President Obama and his family walked across the Edmund Pettus Bridge in Selma, Alabama with hundreds of participants on Saturday, March 7, 2015. They took the symbolic walk across the bridge to remember the foot soldiers, facing law enforcement with clubs, dogs, horses, and tear gas. It is heart breaking to see the fifty year-old black and white video of men, women, and children, bit by the dogs, trampled by horses, beaten by law enforcement, left bleeding, and broken. Watching the first African American President of the United States walk alongside Congressman John Lewis of Georgia, who was one the foot soldiers leading the march fifty years ago; adds to a prophetic symbolism of hope transpired through the relentless struggle witnessed through the foot soldiers participating on that horrible event called, Bloody Sunday.
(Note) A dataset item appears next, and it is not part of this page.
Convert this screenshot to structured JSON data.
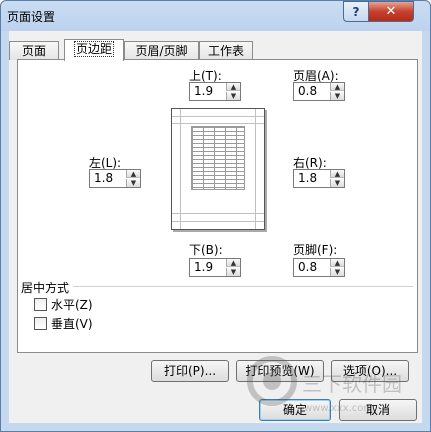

Eric Holder, our first African American Attorney General, spoke eloquently at Brown Chapel with hints to the masses that the struggle continues. As the voting rights act, section 5, to protect minority voters is revisited by Congress; Attorney General Holder reminds us that these issues of injustice must be addressed. Similar to the actions of those foot soldiers walking across that bridge in Selma, Alabama; the new foot soldiers in Ferguson, Missouri and across the country, must peacefully pick up the baton and continue to initiate change. While supporters prepared for the historic event, the national news broadcasts the police shooting of another unarmed youth this weekend; and millions of Americans enrolled in healthcare face the unknown as the United States Supreme Court examines the constitutional aspects of the Affordable Care Act. Watching and listening to the speakers at the Selma event, the overriding message for one is the resounding recognition of self. We must look ourselves in the mirror and ask have I made a difference. Would I have the courage to stand like the foot soldiers did on Bloody Sunday?